Whenever you give a large sum of money to another person, you, as the donor, are responsible for paying the gift taxes owed. However, there are exceptions to gift-tax requirements, including when the donor of the cash gift is a co-signer on the loan being paid down.
If you co-signed a loan for another person’s educational expenses, you’re as responsible for the debt as the student who was the recipient of the loan. When you’re a co-signer on a student’s educational loan, you can pay off the entire amount for the student without incurring any gift taxes.

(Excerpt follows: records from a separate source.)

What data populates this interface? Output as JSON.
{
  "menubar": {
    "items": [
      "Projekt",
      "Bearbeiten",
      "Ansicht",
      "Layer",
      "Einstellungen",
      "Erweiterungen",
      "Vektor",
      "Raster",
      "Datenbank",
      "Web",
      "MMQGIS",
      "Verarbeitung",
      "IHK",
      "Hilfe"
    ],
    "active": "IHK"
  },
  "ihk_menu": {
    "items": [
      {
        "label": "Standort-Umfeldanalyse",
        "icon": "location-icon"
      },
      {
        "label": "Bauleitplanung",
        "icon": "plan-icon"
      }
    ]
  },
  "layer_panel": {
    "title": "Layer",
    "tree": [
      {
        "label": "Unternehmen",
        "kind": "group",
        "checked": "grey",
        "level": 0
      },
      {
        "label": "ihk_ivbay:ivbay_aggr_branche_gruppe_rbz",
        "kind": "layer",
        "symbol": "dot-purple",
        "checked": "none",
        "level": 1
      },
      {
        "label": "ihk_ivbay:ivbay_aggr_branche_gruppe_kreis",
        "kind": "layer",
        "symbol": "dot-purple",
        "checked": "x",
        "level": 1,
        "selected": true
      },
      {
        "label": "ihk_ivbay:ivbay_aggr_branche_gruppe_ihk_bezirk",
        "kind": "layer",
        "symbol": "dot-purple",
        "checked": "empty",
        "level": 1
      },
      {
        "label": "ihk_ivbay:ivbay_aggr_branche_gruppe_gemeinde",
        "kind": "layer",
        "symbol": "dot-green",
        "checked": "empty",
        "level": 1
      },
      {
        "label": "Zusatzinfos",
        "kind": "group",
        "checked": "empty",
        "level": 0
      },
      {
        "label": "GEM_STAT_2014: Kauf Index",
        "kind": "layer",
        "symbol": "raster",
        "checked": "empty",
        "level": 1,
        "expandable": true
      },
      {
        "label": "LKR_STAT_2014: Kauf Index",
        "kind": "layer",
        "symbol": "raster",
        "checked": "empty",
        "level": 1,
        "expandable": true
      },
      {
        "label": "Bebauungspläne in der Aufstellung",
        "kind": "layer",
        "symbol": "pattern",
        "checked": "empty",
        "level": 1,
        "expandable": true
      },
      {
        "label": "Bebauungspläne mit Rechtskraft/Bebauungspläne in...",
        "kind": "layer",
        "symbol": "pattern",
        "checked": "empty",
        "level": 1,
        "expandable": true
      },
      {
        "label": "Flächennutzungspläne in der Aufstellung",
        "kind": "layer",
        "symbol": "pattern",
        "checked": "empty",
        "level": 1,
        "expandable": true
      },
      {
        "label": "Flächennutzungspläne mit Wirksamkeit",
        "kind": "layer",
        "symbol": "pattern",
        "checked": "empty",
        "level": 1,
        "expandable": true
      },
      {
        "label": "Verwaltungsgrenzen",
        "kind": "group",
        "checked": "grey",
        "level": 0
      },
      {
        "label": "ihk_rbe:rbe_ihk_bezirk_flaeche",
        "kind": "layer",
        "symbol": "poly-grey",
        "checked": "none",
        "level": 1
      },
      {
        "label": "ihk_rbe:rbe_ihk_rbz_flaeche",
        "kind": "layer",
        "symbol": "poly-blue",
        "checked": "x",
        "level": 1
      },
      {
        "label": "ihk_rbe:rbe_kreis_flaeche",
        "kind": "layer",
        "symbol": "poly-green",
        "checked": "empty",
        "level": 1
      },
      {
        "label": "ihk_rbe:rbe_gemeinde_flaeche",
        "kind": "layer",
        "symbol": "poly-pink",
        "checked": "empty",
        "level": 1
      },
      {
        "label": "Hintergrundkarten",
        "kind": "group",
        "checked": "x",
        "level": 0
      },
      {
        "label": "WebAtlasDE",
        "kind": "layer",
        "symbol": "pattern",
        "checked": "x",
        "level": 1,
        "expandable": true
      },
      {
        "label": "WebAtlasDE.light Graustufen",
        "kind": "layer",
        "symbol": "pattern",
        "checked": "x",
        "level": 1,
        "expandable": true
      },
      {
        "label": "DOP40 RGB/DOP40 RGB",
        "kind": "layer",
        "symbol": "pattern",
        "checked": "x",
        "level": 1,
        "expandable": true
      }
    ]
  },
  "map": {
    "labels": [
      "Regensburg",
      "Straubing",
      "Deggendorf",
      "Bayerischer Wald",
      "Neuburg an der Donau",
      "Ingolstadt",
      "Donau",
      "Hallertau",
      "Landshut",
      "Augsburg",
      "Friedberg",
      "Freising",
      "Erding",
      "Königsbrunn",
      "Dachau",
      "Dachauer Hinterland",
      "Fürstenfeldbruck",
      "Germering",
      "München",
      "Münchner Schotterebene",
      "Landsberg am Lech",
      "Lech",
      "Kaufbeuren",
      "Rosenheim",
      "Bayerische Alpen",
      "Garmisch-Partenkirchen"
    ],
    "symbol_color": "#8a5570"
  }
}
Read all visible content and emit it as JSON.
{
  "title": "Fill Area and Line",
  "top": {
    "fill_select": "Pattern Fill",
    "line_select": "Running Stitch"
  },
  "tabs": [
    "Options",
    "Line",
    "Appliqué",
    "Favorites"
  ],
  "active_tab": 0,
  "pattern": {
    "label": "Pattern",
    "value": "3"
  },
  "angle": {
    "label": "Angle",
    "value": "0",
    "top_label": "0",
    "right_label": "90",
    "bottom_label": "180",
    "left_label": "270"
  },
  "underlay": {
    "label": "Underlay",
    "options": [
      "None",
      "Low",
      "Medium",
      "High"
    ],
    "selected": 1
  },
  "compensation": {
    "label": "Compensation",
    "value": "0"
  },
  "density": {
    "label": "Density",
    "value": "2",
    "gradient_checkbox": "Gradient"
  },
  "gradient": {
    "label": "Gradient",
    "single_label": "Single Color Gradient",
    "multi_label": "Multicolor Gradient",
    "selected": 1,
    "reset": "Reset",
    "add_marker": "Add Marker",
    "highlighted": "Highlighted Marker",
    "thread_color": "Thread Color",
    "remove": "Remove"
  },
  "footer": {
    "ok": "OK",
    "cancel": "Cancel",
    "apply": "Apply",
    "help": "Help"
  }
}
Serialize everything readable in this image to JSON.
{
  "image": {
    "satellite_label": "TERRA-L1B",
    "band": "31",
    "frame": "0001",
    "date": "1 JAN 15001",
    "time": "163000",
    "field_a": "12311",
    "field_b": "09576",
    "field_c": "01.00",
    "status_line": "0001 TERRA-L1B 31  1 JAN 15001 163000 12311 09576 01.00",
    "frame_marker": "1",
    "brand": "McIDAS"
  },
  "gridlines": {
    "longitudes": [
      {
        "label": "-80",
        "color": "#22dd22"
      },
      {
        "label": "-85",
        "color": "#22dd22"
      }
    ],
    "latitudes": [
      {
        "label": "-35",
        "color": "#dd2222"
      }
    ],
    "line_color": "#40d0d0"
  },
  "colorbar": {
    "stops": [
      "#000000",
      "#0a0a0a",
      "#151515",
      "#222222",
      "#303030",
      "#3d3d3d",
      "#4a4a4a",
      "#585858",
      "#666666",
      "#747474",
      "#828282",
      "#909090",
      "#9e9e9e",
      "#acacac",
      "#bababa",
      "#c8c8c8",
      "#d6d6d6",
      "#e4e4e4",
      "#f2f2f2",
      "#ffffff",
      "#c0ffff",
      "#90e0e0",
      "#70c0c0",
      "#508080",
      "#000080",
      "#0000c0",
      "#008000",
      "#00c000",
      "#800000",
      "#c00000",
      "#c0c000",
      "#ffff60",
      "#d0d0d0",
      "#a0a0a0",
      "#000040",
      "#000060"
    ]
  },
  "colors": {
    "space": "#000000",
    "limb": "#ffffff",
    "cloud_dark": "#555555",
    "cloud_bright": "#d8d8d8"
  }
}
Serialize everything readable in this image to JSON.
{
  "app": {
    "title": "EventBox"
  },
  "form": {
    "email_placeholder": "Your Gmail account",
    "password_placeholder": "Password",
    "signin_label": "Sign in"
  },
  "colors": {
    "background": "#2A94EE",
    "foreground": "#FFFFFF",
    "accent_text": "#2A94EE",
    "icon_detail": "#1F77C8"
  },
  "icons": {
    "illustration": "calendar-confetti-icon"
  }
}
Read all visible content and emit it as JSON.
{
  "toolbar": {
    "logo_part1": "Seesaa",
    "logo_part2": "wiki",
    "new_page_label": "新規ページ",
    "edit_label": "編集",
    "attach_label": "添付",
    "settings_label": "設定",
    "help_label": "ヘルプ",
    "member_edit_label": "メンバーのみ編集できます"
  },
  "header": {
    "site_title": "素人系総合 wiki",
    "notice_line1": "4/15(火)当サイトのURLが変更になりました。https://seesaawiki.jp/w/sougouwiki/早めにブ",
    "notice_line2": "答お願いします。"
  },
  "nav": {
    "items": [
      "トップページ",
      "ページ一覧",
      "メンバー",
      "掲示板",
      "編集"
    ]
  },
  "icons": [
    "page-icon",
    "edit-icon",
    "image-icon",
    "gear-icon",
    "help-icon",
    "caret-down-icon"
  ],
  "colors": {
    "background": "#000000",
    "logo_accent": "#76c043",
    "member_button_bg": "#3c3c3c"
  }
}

Gift taxes apply only to the amount of cash you give that’s over the Internal Revenue Service’s yearly gift limit. As long as you keep your cash amount lower than the annual exclusion limit, your monetary gift is not subject to any gift taxes.
In 2019, the tax-exempt gift limit set by the IRS is $15,000. You can avoid paying the gift tax and help a graduate knock down their student debt by giving them the maximum allowable amount of non-taxable gift cash for several years in a row.
Under the gift tax rules of the IRS, each parent of a student is treated as an individual. As individuals, each parent may give the maximum tax-exempt amount to their child without paying any taxes on the gift.
In 2019, two parents may each give $15,000 to a graduate without paying the gift tax. Your child can receive up to $30,000 total in tax-free cash from both parents this holiday season to help pay off their student loans.
Grandparents, aunts, uncles, and other family members are allowed to give tax-free gifts of cash to help pay down student loans. As long as each family member gifts an amount under the maximum amount of nontaxable cash to a graduate, none of the generous family members must pay gift taxes.
If four relatives of the graduate give the maximum yearly amount of $15,000 to help the graduate pay down their student loans, that equals $60,000 in gift cash that incurs zero tax burden. That’s a significant amount of money to help reduce an outstanding student loan balance.
Under the unified tax credit established by the IRS, each person has a lifetime cap on the number of assets they may give to other parties before the gifts are subject to gift taxes. The unified tax credit helps people with significant assets avoid taxes on both gift and estate taxes.
In 2019, the gift and estate tax exemption applies to transferred assets up to $11.4 million in value. Talk to your accountant or tax attorney to learn more about using the unified tax credit to lower or eliminate gift tax burdens when giving cash.
Your financial professional helps you and your gift recipients stay within IRS guidelines whenever you give away assets including cash. Always consult an expert before you transfer holiday or special-occasion cash to a graduate, student, creditor, or educational institution.